  38. Types of Cervical Spine Injuries • Neck fractures and dislocations • Neck sprains • Neck strains • Muscle strains in the neck rarely involve neurologic damage. • Nerve compression or stretching • Brachial plexus injuries can produce significant but transient symptoms.

  39. Signs and Symptoms of Cervical Injuries • Neck fractures and dislocations • Pop of snap heard. • Burning, numbness, or tingling and extremity dysfunction is likely. • Neck sprains and strains. • Very similar – location of tenderness and mechanism will vary. • Brachial Plexus Nerve Injury • Pain radiates into the affected arm. • Decrease in voluntary use of the arm (often the arm appears limp).

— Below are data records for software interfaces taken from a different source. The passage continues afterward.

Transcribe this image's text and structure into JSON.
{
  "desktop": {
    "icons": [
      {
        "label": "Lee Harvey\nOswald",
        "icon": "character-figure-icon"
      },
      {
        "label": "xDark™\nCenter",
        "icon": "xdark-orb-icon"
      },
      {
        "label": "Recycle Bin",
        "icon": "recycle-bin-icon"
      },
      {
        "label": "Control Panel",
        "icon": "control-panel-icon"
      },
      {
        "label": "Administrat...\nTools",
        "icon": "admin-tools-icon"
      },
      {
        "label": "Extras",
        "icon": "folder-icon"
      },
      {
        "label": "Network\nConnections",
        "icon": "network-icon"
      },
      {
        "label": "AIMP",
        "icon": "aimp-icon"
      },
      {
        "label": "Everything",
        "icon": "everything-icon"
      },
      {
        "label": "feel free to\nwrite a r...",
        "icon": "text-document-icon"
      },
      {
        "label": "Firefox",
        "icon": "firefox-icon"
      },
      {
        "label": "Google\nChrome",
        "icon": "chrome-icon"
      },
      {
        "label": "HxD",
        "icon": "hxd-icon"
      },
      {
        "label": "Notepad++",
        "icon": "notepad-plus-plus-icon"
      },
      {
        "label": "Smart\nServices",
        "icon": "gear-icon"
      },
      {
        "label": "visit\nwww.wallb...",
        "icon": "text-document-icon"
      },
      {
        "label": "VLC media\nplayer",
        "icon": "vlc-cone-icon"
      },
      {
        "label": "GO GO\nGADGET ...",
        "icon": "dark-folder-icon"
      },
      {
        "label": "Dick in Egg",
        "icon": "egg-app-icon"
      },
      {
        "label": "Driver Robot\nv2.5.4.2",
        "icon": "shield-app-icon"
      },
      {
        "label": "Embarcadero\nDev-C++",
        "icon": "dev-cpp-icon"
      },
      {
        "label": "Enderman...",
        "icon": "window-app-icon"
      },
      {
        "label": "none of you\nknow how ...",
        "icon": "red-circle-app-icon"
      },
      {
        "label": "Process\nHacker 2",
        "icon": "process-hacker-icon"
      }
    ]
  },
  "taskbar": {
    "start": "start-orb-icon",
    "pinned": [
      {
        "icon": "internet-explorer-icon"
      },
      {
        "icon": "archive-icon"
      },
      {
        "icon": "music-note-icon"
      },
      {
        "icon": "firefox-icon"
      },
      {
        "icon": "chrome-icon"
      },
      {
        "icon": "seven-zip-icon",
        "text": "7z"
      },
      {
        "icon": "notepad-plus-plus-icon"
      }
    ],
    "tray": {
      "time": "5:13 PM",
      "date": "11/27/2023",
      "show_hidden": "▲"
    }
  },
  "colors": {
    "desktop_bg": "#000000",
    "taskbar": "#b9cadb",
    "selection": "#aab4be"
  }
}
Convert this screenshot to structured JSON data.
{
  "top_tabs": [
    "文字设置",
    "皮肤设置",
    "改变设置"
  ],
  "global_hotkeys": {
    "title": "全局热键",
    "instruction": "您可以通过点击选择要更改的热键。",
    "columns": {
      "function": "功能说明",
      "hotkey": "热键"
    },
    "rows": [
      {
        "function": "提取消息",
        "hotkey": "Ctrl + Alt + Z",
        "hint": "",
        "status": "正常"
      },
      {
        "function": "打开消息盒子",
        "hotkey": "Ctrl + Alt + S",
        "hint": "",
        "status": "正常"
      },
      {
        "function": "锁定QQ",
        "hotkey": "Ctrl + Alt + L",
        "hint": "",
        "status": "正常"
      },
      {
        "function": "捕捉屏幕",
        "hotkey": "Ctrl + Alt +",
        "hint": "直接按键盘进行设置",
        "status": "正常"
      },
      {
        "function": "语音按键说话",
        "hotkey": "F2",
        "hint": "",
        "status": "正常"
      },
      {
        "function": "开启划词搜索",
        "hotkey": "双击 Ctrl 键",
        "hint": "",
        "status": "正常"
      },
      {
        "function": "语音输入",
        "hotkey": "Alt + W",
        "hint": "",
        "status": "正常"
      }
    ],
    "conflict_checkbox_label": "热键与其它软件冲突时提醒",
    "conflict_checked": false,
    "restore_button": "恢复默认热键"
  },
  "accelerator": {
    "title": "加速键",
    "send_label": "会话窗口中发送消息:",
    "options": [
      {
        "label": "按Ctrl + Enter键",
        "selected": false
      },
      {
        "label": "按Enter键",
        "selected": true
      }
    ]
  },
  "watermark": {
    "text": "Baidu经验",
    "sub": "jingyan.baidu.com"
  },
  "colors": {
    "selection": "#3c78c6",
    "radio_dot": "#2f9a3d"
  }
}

  40. General Treatment Guidelines • In the absence of a medical care provider, coaching personnel must take great care when conducting an examination of an athlete suspected of having a neck injury. • Stabilize the head and neck. • Determine if the athlete is conscious. If unconscious, check airway, breathing, and pulse (circulation). • Summon EMS. • Continue monitoring “ABCs.”

  41. Initial Treatment of Injury Guidelines • If conscious, question the athlete regarding extremity numbness or loss of feeling, weakness, and/or neck pain. • If athlete reports the inability to move a limb or limbs or significant strength loss, stabilize head and neck and summon EMS.

  42. Initial Treatment of Neck Injury • If EMS arrival is delayed and trained medical personnel available then the injured athlete can be placed on a properly constructed spine board. • This requires the coordinated effort of at least 5 people.

  43. Spine Boarding an Athlete

  44. Spine Boarding an Athlete

  45. Removal of Athlete’s Helmet • Management of the helmeted player is a major issue. • Football head and face protective equipment create special problems. • In cases involving a neck injury, a football helmet provides means of cervical immobilization. • Coaches should not remove the helmet.

  46. Football Face Mask Removal • If airway must be established, removal of the face mask is necessary. • Cut the clips with a device like the “Trainer’s Angel.” • If Trainer’s Angel is not available, removal of screws that hold the clips with a screwdriver is an option. • Once the clips are removed, the face mask can be rolled up, and out of the way of the airway.

  47. Injuries to the Maxillofacial Region • Maxillofacial injuries include those to the jaw, teeth, eyes, ears, nose, throat, facial bones, and skin. • Modern protective equipment has reduced significantly the incidence of these injuries. Such equipment includes: • Mouth guards. • Protective eye wear. • Face shields.

  48. Dental Injuries • Majority of dental injuries result from direct blows that result in tooth displacement or avulsion, a tooth fracture, or fracture of jaw or other facial bones. • Teeth are vulnerable to external blows that are common in many sports. • The human jaw has 32 teeth that are secured by cementum and periosteum.